Sign Language

Studies have shown that infant signing can reduce frustration, make learning to talk easier, stimulate the child’s intellectual development, and even enhance the child’s self-esteem.

Infants are born with an inborn need to communicate. They instinctively look for eye contact with a parent or caregiver in an effort to communicate. If the caregiver talks with a baby and uses signs at the same time, the infant soon realizes that the sign means what the caregiver is saying.

We know that a newborn infant has neurons and synapses at birth that are basically waiting for stimulation to connect. If a baby does not have a caregiver who is attentive to the child’s needs and who speaks eye-to-eye with the child, those connections will not happen as they should. We know that each month of life in a baby, more and more connections are made based on the child’s responsive or non-responsive environment. Studies have shown that 85% of a child’s brain is complete before the age of three.

Clearly infants do not yet have the ability to speak words, but studies have shown they have to ability to understand and communicate well before they can speak. Watching a caregiver speak and use simple American Sign Language signs, the child will learn those signs and begin to use them to “talk back.”

Research has shown that babies who sign are less frustrated since they have a way of expressing their wants and needs. Simply put, they cry less. But even more amazingly, babies who are taught a few simple signs not only speak earlier than non-signers but have larger vocabularies and become better readers. It has to do with stimulating more synapses of the brain. Signing babies have IQ’s that are 10-12 points higher.

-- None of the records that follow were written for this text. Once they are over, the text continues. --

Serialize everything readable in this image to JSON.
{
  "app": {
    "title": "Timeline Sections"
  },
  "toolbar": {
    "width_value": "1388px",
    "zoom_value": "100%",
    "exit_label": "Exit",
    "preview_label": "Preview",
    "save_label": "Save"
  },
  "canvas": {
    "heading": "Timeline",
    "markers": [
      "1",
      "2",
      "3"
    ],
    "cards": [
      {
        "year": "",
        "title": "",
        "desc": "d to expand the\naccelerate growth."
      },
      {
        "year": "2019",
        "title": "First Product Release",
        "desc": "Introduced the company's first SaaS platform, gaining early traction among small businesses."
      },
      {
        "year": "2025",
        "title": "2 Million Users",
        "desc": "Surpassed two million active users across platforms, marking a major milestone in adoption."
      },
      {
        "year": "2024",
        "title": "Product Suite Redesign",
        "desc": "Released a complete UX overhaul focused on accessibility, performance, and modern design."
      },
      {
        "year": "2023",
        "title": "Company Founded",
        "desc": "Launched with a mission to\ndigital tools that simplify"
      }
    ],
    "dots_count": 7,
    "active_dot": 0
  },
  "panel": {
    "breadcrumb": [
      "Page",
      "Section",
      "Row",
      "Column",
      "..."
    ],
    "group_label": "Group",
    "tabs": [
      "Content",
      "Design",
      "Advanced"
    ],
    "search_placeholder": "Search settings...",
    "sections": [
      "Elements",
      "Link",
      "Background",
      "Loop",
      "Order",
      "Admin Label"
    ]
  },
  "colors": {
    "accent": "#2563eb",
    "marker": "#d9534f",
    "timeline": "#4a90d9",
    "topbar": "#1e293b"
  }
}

To sum it up, babies who sign…

  • Speak earlier than non-signers
  • Experience less frustration
  • Develop larger vocabularies
  • Become better readers
  • Have IQ’s that are at least 10-12 points higher